Howard Gadlin

Ombudsman, Center for Cooperative Resolution, National Institutes of Health

Interviewed by Julian Portilla, 2003

This rough transcript provides a text alternative to audio. We apologize for occasional errors and unintelligible sections (which are marked with ???).

Q: In your work as an ombudsman, is it difficult to not be seen as an agent of the institute for which you work?

A: Yeah, you know lots of people ask that, and it's a really good question. In my experience, now there might be some degree of self-deception because it is to my advantage to think that is not a difficulty. In my experience, it is less than a difficulty than I thought it would be when I was first in this kind of position. I think its because when you have Once you have been around for a while, you can establish some degree of personal credibility that matches the credibility of the role.

In previous jobs I had I was the The position of the ombudsman had already been established. I was fortunate in that the people who had preceded me had fairly good reputations of not being tools of management. That helped. Here, there was no prior history of an office. I had to establish it. We had the theory of it but we had to flesh it out. It takes some time to do that. I think there is a natural skepticism at first, and it is healthy. You tell people that you are going to keep things confidential. You have to really prove that. You have to be really careful that you don't ever violate that because you could screw up the offices reputation and you won't get it back. I think there are some people who will distrust any office of any sort, no matter how well defined it is. No matter what kind of protections for independence it has, it is a part of that agency.
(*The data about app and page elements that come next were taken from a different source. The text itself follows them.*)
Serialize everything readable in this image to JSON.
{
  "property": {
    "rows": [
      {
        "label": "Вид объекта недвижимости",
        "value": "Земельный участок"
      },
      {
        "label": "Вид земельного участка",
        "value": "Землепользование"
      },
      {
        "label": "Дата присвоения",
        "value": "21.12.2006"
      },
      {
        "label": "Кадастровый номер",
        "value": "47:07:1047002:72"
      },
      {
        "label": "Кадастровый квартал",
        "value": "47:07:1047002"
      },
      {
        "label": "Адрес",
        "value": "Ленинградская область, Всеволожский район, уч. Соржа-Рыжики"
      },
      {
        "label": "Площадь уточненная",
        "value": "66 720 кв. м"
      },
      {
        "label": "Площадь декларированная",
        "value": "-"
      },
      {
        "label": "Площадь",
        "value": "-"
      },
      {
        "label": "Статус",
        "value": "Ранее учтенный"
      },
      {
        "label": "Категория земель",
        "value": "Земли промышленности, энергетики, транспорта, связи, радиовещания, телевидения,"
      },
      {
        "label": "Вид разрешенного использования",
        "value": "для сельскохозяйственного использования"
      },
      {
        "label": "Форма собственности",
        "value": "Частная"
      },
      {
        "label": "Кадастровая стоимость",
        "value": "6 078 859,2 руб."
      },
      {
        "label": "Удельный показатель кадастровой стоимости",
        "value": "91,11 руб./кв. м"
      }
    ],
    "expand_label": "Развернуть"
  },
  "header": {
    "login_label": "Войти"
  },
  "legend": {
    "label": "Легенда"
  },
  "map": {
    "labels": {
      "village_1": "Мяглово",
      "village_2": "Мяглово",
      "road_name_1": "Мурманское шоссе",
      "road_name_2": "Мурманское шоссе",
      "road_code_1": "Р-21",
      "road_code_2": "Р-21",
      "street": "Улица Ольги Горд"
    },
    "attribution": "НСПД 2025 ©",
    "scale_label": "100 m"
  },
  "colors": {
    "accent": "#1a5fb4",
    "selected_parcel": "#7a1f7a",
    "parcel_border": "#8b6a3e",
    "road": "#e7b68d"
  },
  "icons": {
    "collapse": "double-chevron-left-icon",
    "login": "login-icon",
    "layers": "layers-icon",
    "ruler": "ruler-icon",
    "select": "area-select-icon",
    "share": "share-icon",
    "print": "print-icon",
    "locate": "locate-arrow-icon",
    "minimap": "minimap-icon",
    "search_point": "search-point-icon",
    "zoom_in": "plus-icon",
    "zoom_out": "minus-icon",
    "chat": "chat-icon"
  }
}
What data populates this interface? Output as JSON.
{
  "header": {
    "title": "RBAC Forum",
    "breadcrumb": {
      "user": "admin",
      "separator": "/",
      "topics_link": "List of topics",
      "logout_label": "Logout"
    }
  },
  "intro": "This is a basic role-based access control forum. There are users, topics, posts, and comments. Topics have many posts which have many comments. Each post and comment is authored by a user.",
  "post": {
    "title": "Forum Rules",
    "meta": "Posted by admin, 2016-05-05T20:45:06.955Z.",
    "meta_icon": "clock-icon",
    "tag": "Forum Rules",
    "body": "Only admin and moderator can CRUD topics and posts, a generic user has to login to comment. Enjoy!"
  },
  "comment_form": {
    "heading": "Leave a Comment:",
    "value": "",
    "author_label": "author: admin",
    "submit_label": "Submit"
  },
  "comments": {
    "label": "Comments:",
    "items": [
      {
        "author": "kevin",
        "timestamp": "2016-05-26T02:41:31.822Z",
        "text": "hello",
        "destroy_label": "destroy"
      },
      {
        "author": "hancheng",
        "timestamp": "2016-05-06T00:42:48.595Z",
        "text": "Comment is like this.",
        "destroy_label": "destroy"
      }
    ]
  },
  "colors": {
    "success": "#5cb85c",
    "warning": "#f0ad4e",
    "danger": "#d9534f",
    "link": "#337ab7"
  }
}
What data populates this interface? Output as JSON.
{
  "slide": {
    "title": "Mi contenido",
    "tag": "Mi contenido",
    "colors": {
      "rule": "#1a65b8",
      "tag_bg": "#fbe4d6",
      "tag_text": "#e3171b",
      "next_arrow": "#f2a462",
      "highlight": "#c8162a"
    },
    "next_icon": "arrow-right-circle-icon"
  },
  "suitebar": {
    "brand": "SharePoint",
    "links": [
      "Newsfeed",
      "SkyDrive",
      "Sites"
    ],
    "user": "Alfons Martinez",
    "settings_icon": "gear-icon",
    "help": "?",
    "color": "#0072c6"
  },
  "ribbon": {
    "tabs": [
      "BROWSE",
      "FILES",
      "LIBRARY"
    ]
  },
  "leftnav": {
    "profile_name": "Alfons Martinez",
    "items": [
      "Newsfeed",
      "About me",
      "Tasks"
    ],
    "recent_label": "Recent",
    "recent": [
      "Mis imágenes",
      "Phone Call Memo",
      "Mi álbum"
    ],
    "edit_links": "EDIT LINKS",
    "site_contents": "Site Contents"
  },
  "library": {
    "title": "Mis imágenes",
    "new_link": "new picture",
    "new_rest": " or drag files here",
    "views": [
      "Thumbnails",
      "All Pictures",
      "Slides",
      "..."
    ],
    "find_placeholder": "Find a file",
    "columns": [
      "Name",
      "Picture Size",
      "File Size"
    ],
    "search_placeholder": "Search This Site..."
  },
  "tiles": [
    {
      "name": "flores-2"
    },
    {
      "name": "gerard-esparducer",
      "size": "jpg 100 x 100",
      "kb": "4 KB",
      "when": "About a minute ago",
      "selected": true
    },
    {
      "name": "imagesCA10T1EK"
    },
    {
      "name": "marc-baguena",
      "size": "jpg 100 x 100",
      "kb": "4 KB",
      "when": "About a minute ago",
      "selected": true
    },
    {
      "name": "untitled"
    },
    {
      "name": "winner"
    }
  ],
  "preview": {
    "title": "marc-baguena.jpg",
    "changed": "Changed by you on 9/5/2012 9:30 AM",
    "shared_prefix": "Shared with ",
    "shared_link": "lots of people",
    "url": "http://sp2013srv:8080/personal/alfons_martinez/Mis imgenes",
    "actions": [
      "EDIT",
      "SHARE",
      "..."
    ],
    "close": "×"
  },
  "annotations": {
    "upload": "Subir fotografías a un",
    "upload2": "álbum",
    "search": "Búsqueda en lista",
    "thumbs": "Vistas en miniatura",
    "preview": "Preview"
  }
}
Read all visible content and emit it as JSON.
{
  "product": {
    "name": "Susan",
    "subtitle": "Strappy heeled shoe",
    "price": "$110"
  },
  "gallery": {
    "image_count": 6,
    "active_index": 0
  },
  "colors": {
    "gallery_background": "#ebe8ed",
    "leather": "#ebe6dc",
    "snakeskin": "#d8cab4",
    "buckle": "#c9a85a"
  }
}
I think you can try to work with them but if they are really unable to trust the office then you try to find some other resource that can help them address their issue in a way that enlists their confidence. There is no reason to try to coerce people into using a resource they don't trust. You can try to ask them to give you an opportunity to work with you and they will see what happens. There is always going to be some number of people who are like that. Their distrust and/or sense of injury from the organization is so profound, or so thorough, or so much a part of the way they look at the world - any number of those kinds of things. That there is no meaningful way of addressing that.